Start of Data for this exercise
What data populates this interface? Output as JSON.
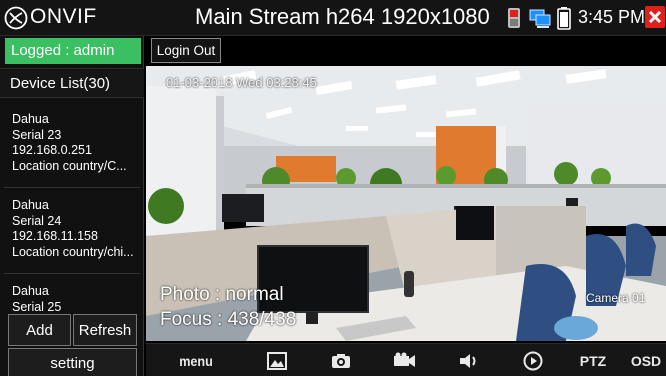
{
  "header": {
    "app_name": "ONVIF",
    "stream_title": "Main Stream h264 1920x1080",
    "time": "3:45 PM"
  },
  "sidebar": {
    "logged": "Logged : admin",
    "device_list": "Device List(30)",
    "devices": [
      {
        "name": "Dahua",
        "serial": "Serial 23",
        "ip": "192.168.0.251",
        "location": "Location country/C..."
      },
      {
        "name": "Dahua",
        "serial": "Serial 24",
        "ip": "192.168.11.158",
        "location": "Location country/chi..."
      },
      {
        "name": "Dahua",
        "serial": "Serial 25"
      }
    ],
    "add_label": "Add",
    "refresh_label": "Refresh",
    "setting_label": "setting"
  },
  "video": {
    "login_out_label": "Login Out",
    "timestamp": "01-03-2018 Wed 03:28:45",
    "photo": "Photo : normal",
    "focus": "Focus : 438/438",
    "camera_name": "Camera 01"
  },
  "toolbar": {
    "menu_label": "menu",
    "ptz_label": "PTZ",
    "osd_label": "OSD"
  },
  "colors": {
    "accent_green": "#3bbf63",
    "close_red": "#e0211b"
  }
}
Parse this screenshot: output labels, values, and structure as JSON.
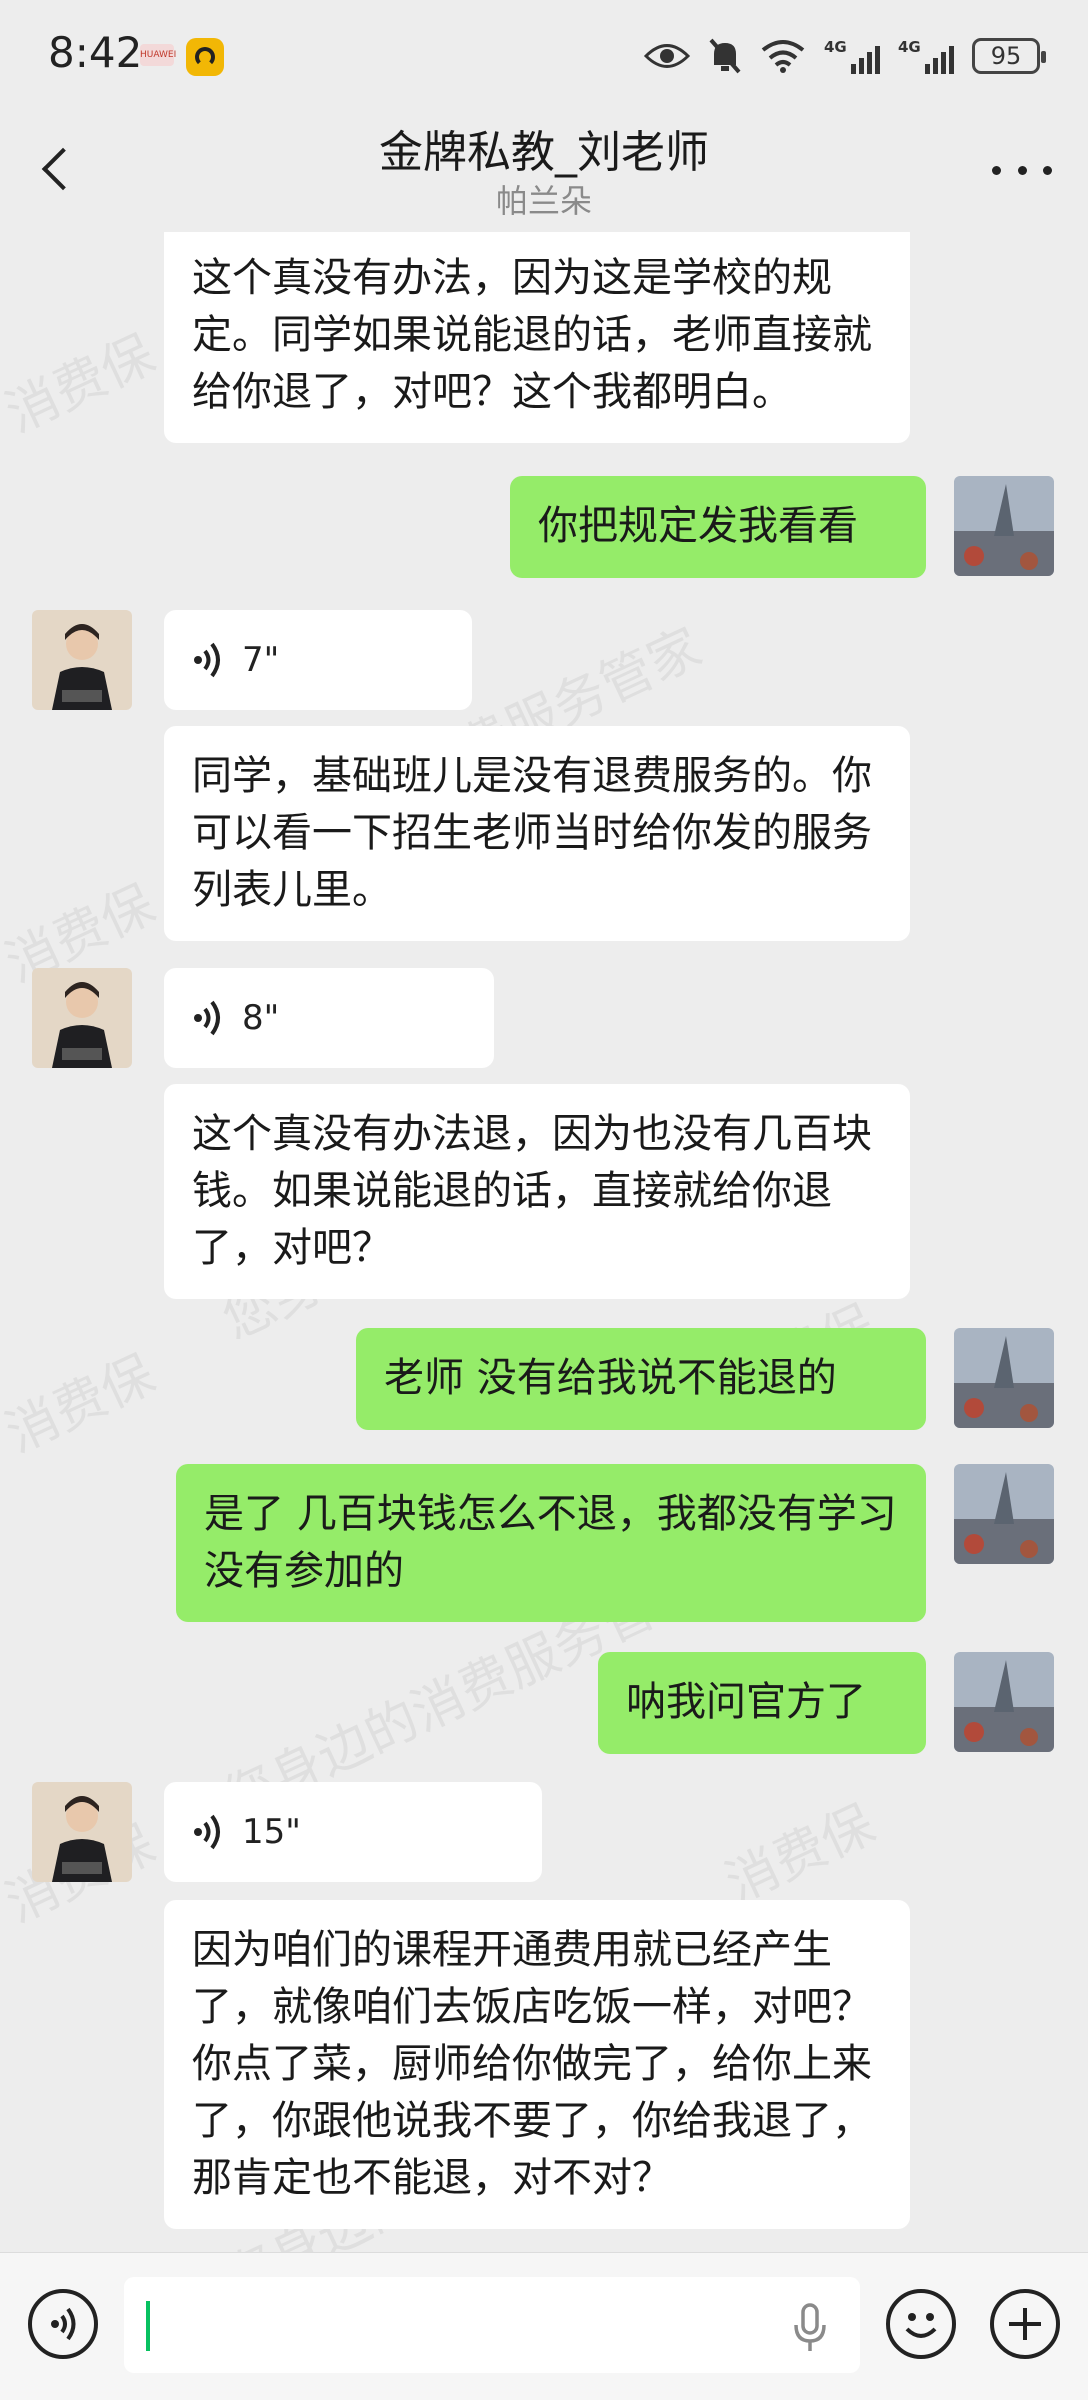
{
  "status_bar": {
    "time": "8:42",
    "brand": "HUAWEI",
    "network_1": "4G",
    "network_2": "4G",
    "battery": "95"
  },
  "header": {
    "title": "金牌私教_刘老师",
    "subtitle": "帕兰朵"
  },
  "messages": [
    {
      "side": "received",
      "type": "text",
      "text": "这个真没有办法，因为这是学校的规定。同学如果说能退的话，老师直接就给你退了，对吧？这个我都明白。"
    },
    {
      "side": "sent",
      "type": "text",
      "text": "你把规定发我看看"
    },
    {
      "side": "received",
      "type": "voice",
      "duration": "7\""
    },
    {
      "side": "received",
      "type": "text",
      "text": "同学，基础班儿是没有退费服务的。你可以看一下招生老师当时给你发的服务列表儿里。"
    },
    {
      "side": "received",
      "type": "voice",
      "duration": "8\""
    },
    {
      "side": "received",
      "type": "text",
      "text": "这个真没有办法退，因为也没有几百块钱。如果说能退的话，直接就给你退了，对吧？"
    },
    {
      "side": "sent",
      "type": "text",
      "text": "老师  没有给我说不能退的"
    },
    {
      "side": "sent",
      "type": "text",
      "text": "是了  几百块钱怎么不退，我都没有学习没有参加的"
    },
    {
      "side": "sent",
      "type": "text",
      "text": "呐我问官方了"
    },
    {
      "side": "received",
      "type": "voice",
      "duration": "15\""
    },
    {
      "side": "received",
      "type": "text",
      "text": "因为咱们的课程开通费用就已经产生了，就像咱们去饭店吃饭一样，对吧？你点了菜，厨师给你做完了，给你上来了，你跟他说我不要了，你给我退了，那肯定也不能退，对不对？"
    }
  ],
  "watermark": {
    "line_a": "消费保",
    "line_b": "您身边的消费服务管家"
  },
  "input": {
    "value": ""
  },
  "colors": {
    "background": "#ededed",
    "sent_bubble": "#95ec69",
    "received_bubble": "#ffffff",
    "caret": "#07c160"
  }
}
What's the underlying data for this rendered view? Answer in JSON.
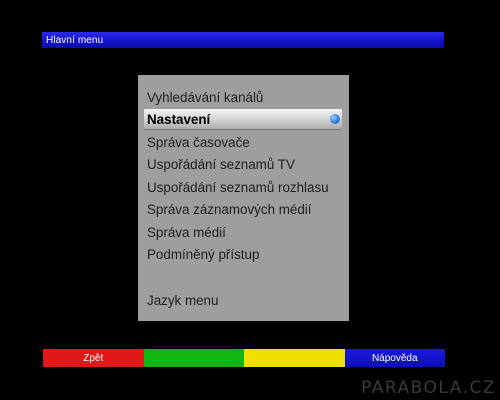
{
  "window": {
    "title": "Hlavní menu"
  },
  "menu": {
    "items": [
      {
        "label": "Vyhledávání kanálů",
        "selected": false
      },
      {
        "label": "Nastavení",
        "selected": true
      },
      {
        "label": "Správa časovače",
        "selected": false
      },
      {
        "label": "Uspořádání seznamů TV",
        "selected": false
      },
      {
        "label": "Uspořádání seznamů rozhlasu",
        "selected": false
      },
      {
        "label": "Správa záznamových médií",
        "selected": false
      },
      {
        "label": "Správa médií",
        "selected": false
      },
      {
        "label": "Podmíněný přístup",
        "selected": false
      },
      {
        "label": "Jazyk menu",
        "selected": false
      }
    ],
    "selected_indicator_icon": "ok-circle-icon",
    "selected_indicator_glyph": "●"
  },
  "buttons": {
    "red": {
      "label": "Zpět",
      "color": "#e01818"
    },
    "green": {
      "label": "",
      "color": "#12b612"
    },
    "yellow": {
      "label": "",
      "color": "#f0e000"
    },
    "blue": {
      "label": "Nápověda",
      "color": "#1a1ae0"
    }
  },
  "watermark": "PARABOLA.CZ",
  "colors": {
    "title_bar": "#1515d0",
    "panel": "#9e9e9e",
    "background": "#000000"
  }
}
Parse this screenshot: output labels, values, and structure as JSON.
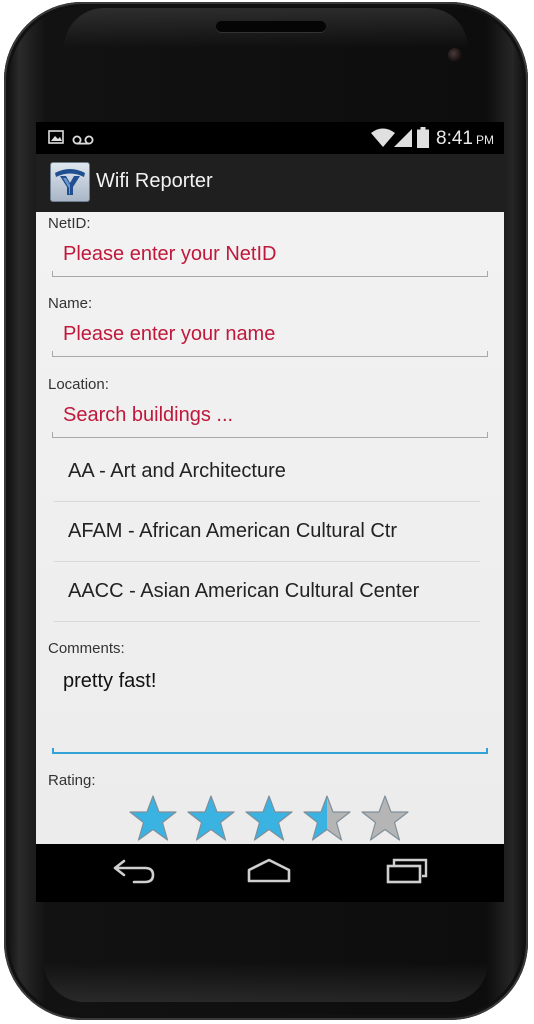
{
  "status_bar": {
    "time": "8:41",
    "ampm": "PM",
    "icons": [
      "image-icon",
      "voicemail-icon",
      "wifi-icon",
      "signal-icon",
      "battery-icon"
    ]
  },
  "action_bar": {
    "app_icon": "app-logo-icon",
    "title": "Wifi Reporter"
  },
  "form": {
    "netid_label": "NetID:",
    "netid_placeholder": "Please enter your NetID",
    "name_label": "Name:",
    "name_placeholder": "Please enter your name",
    "location_label": "Location:",
    "location_placeholder": "Search buildings ...",
    "location_suggestions": [
      "AA - Art and Architecture",
      "AFAM - African American Cultural Ctr",
      "AACC - Asian American Cultural Center"
    ],
    "comments_label": "Comments:",
    "comments_value": "pretty fast!",
    "rating_label": "Rating:",
    "rating_value": 3.5,
    "rating_max": 5
  },
  "nav_bar": {
    "icons": [
      "back-icon",
      "home-icon",
      "recent-apps-icon"
    ]
  },
  "colors": {
    "hint": "#c0183b",
    "focus_accent": "#33a3d6",
    "star_filled": "#3ab3e3",
    "star_empty": "#b5b5b5"
  }
}
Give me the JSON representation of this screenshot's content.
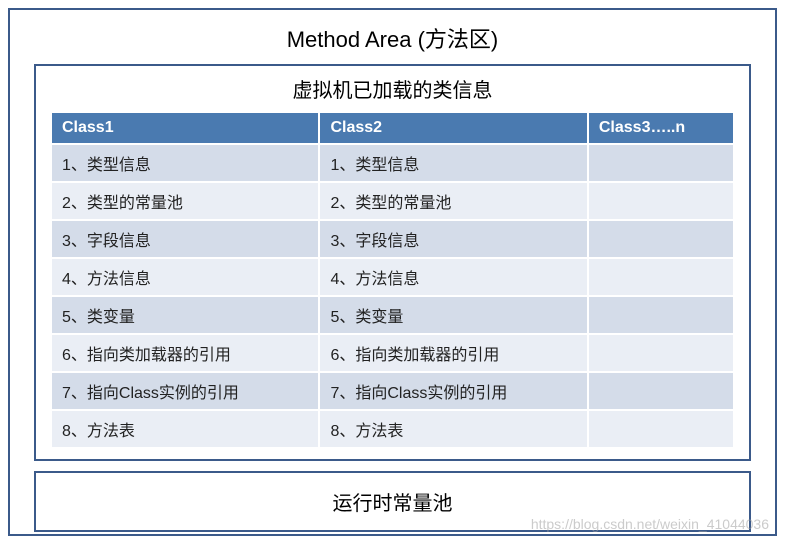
{
  "title": "Method Area (方法区)",
  "subtitle": "虚拟机已加载的类信息",
  "columns": [
    "Class1",
    "Class2",
    "Class3…..n"
  ],
  "rows": [
    [
      "1、类型信息",
      "1、类型信息",
      ""
    ],
    [
      "2、类型的常量池",
      "2、类型的常量池",
      ""
    ],
    [
      "3、字段信息",
      "3、字段信息",
      ""
    ],
    [
      "4、方法信息",
      "4、方法信息",
      ""
    ],
    [
      "5、类变量",
      "5、类变量",
      ""
    ],
    [
      "6、指向类加载器的引用",
      "6、指向类加载器的引用",
      ""
    ],
    [
      "7、指向Class实例的引用",
      "7、指向Class实例的引用",
      ""
    ],
    [
      "8、方法表",
      "8、方法表",
      ""
    ]
  ],
  "runtime_pool": "运行时常量池",
  "watermark": "https://blog.csdn.net/weixin_41044036"
}
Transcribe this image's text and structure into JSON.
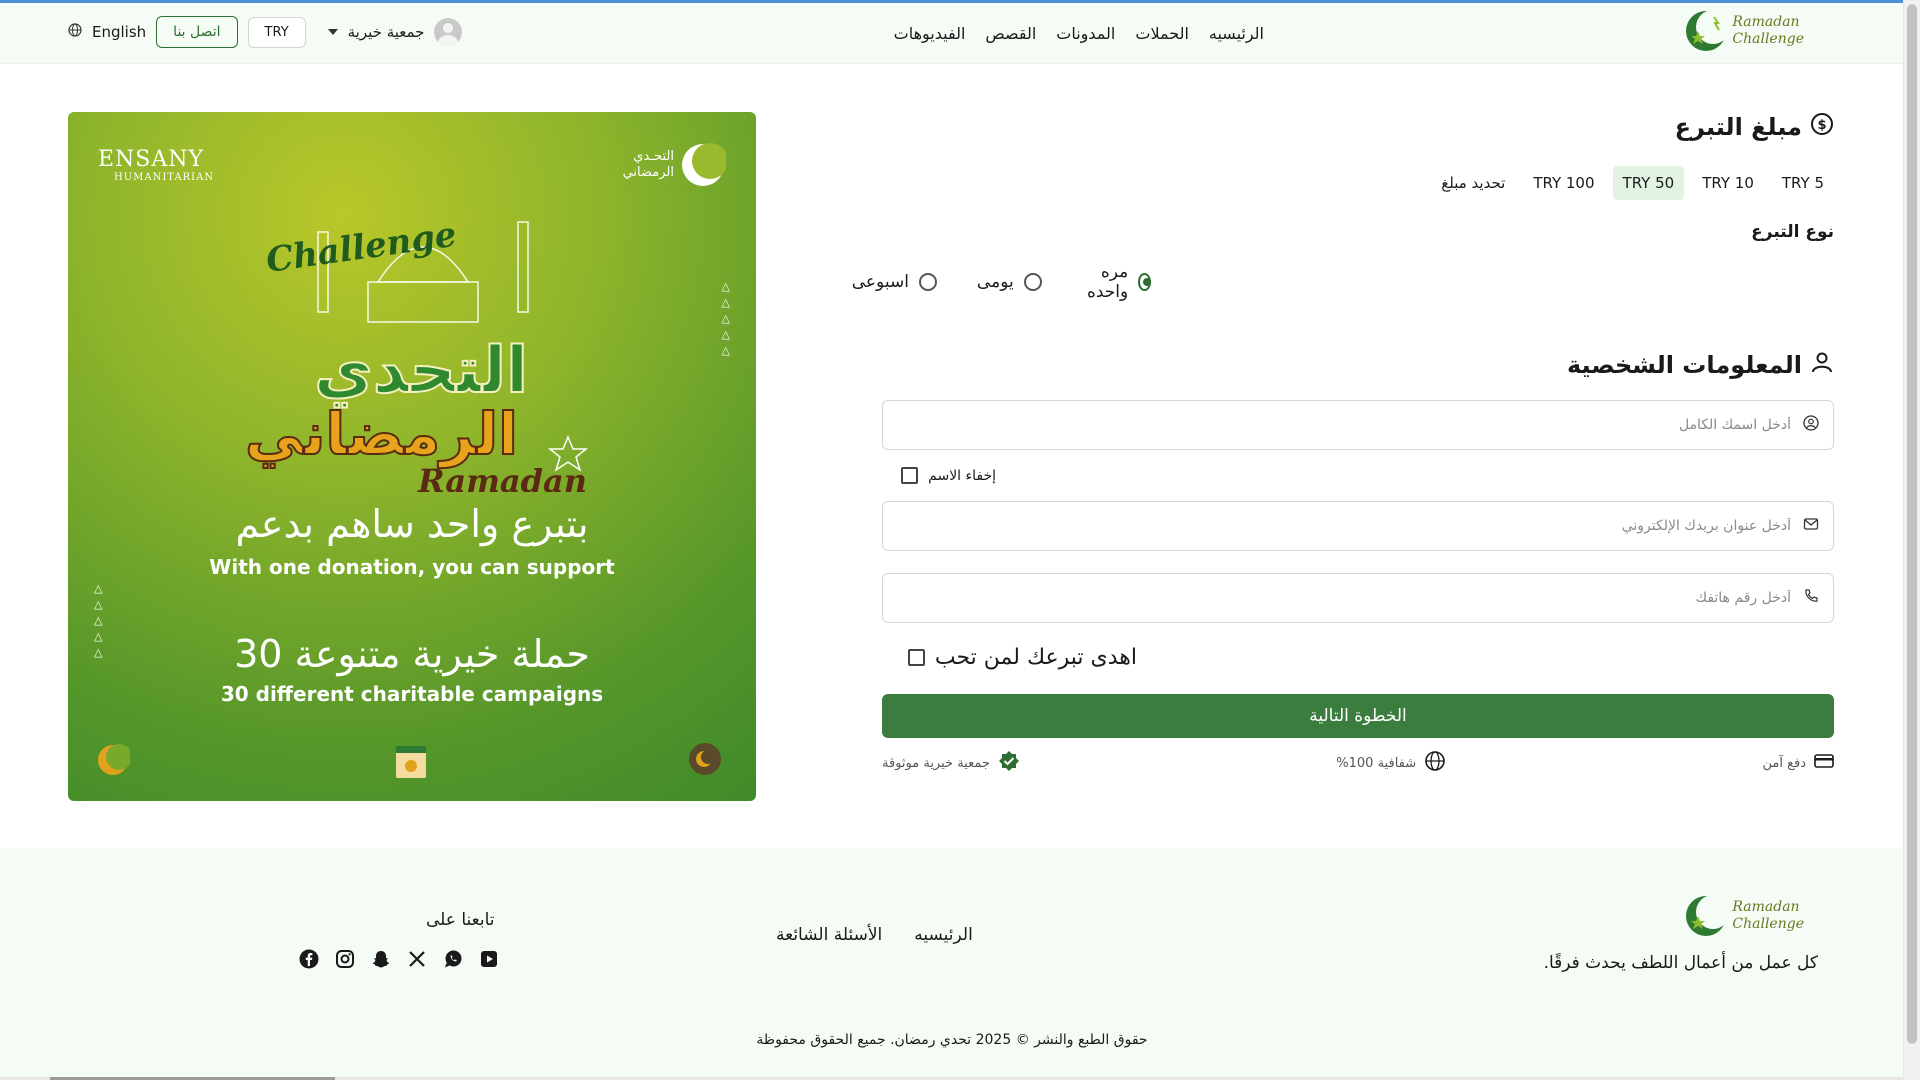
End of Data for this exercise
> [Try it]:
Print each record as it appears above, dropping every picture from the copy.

> [Solution]:
What data populates this interface? Output as JSON.
{
  "header": {
    "app_name": "ONVIF",
    "stream_title": "Main Stream h264 1920x1080",
    "time": "3:45 PM"
  },
  "sidebar": {
    "logged": "Logged : admin",
    "device_list": "Device List(30)",
    "devices": [
      {
        "name": "Dahua",
        "serial": "Serial 23",
        "ip": "192.168.0.251",
        "location": "Location country/C..."
      },
      {
        "name": "Dahua",
        "serial": "Serial 24",
        "ip": "192.168.11.158",
        "location": "Location country/chi..."
      },
      {
        "name": "Dahua",
        "serial": "Serial 25"
      }
    ],
    "add_label": "Add",
    "refresh_label": "Refresh",
    "setting_label": "setting"
  },
  "video": {
    "login_out_label": "Login Out",
    "timestamp": "01-03-2018 Wed 03:28:45",
    "photo": "Photo : normal",
    "focus": "Focus : 438/438",
    "camera_name": "Camera 01"
  },
  "toolbar": {
    "menu_label": "menu",
    "ptz_label": "PTZ",
    "osd_label": "OSD"
  },
  "colors": {
    "accent_green": "#3bbf63",
    "close_red": "#e0211b"
  }
}
Parse this screenshot: output labels, values, and structure as JSON.
{
  "status_bar": {
    "time": "8:42",
    "brand": "HUAWEI",
    "network_1": "4G",
    "network_2": "4G",
    "battery": "95"
  },
  "header": {
    "title": "金牌私教_刘老师",
    "subtitle": "帕兰朵"
  },
  "messages": [
    {
      "side": "received",
      "type": "text",
      "text": "这个真没有办法，因为这是学校的规定。同学如果说能退的话，老师直接就给你退了，对吧？这个我都明白。"
    },
    {
      "side": "sent",
      "type": "text",
      "text": "你把规定发我看看"
    },
    {
      "side": "received",
      "type": "voice",
      "duration": "7\""
    },
    {
      "side": "received",
      "type": "text",
      "text": "同学，基础班儿是没有退费服务的。你可以看一下招生老师当时给你发的服务列表儿里。"
    },
    {
      "side": "received",
      "type": "voice",
      "duration": "8\""
    },
    {
      "side": "received",
      "type": "text",
      "text": "这个真没有办法退，因为也没有几百块钱。如果说能退的话，直接就给你退了，对吧？"
    },
    {
      "side": "sent",
      "type": "text",
      "text": "老师  没有给我说不能退的"
    },
    {
      "side": "sent",
      "type": "text",
      "text": "是了  几百块钱怎么不退，我都没有学习没有参加的"
    },
    {
      "side": "sent",
      "type": "text",
      "text": "呐我问官方了"
    },
    {
      "side": "received",
      "type": "voice",
      "duration": "15\""
    },
    {
      "side": "received",
      "type": "text",
      "text": "因为咱们的课程开通费用就已经产生了，就像咱们去饭店吃饭一样，对吧？你点了菜，厨师给你做完了，给你上来了，你跟他说我不要了，你给我退了，那肯定也不能退，对不对？"
    }
  ],
  "watermark": {
    "line_a": "消费保",
    "line_b": "您身边的消费服务管家"
  },
  "input": {
    "value": ""
  },
  "colors": {
    "background": "#ededed",
    "sent_bubble": "#95ec69",
    "received_bubble": "#ffffff",
    "caret": "#07c160"
  }
}
What's the underlying data for this rendered view? Answer in JSON.
{
  "window": {
    "title": "Hlavní menu"
  },
  "menu": {
    "items": [
      {
        "label": "Vyhledávání kanálů",
        "selected": false
      },
      {
        "label": "Nastavení",
        "selected": true
      },
      {
        "label": "Správa časovače",
        "selected": false
      },
      {
        "label": "Uspořádání seznamů TV",
        "selected": false
      },
      {
        "label": "Uspořádání seznamů rozhlasu",
        "selected": false
      },
      {
        "label": "Správa záznamových médií",
        "selected": false
      },
      {
        "label": "Správa médií",
        "selected": false
      },
      {
        "label": "Podmíněný přístup",
        "selected": false
      },
      {
        "label": "Jazyk menu",
        "selected": false
      }
    ],
    "selected_indicator_icon": "ok-circle-icon",
    "selected_indicator_glyph": "●"
  },
  "buttons": {
    "red": {
      "label": "Zpět",
      "color": "#e01818"
    },
    "green": {
      "label": "",
      "color": "#12b612"
    },
    "yellow": {
      "label": "",
      "color": "#f0e000"
    },
    "blue": {
      "label": "Nápověda",
      "color": "#1a1ae0"
    }
  },
  "watermark": "PARABOLA.CZ",
  "colors": {
    "title_bar": "#1515d0",
    "panel": "#9e9e9e",
    "background": "#000000"
  }
}
Parse this screenshot: output labels, values, and structure as JSON.
{
  "status_bar": {
    "time": "8:41",
    "ampm": "PM",
    "icons": [
      "image-icon",
      "voicemail-icon",
      "wifi-icon",
      "signal-icon",
      "battery-icon"
    ]
  },
  "action_bar": {
    "app_icon": "app-logo-icon",
    "title": "Wifi Reporter"
  },
  "form": {
    "netid_label": "NetID:",
    "netid_placeholder": "Please enter your NetID",
    "name_label": "Name:",
    "name_placeholder": "Please enter your name",
    "location_label": "Location:",
    "location_placeholder": "Search buildings ...",
    "location_suggestions": [
      "AA - Art and Architecture",
      "AFAM - African American Cultural Ctr",
      "AACC - Asian American Cultural Center"
    ],
    "comments_label": "Comments:",
    "comments_value": "pretty fast!",
    "rating_label": "Rating:",
    "rating_value": 3.5,
    "rating_max": 5
  },
  "nav_bar": {
    "icons": [
      "back-icon",
      "home-icon",
      "recent-apps-icon"
    ]
  },
  "colors": {
    "hint": "#c0183b",
    "focus_accent": "#33a3d6",
    "star_filled": "#3ab3e3",
    "star_empty": "#b5b5b5"
  }
}
Give me the JSON representation of this screenshot's content.
{
  "title": "Method Area (方法区)",
  "subtitle": "虚拟机已加载的类信息",
  "columns": [
    "Class1",
    "Class2",
    "Class3…..n"
  ],
  "rows": [
    [
      "1、类型信息",
      "1、类型信息",
      ""
    ],
    [
      "2、类型的常量池",
      "2、类型的常量池",
      ""
    ],
    [
      "3、字段信息",
      "3、字段信息",
      ""
    ],
    [
      "4、方法信息",
      "4、方法信息",
      ""
    ],
    [
      "5、类变量",
      "5、类变量",
      ""
    ],
    [
      "6、指向类加载器的引用",
      "6、指向类加载器的引用",
      ""
    ],
    [
      "7、指向Class实例的引用",
      "7、指向Class实例的引用",
      ""
    ],
    [
      "8、方法表",
      "8、方法表",
      ""
    ]
  ],
  "runtime_pool": "运行时常量池",
  "watermark": "https://blog.csdn.net/weixin_41044036"
}
Transcribe this image's text and structure into JSON.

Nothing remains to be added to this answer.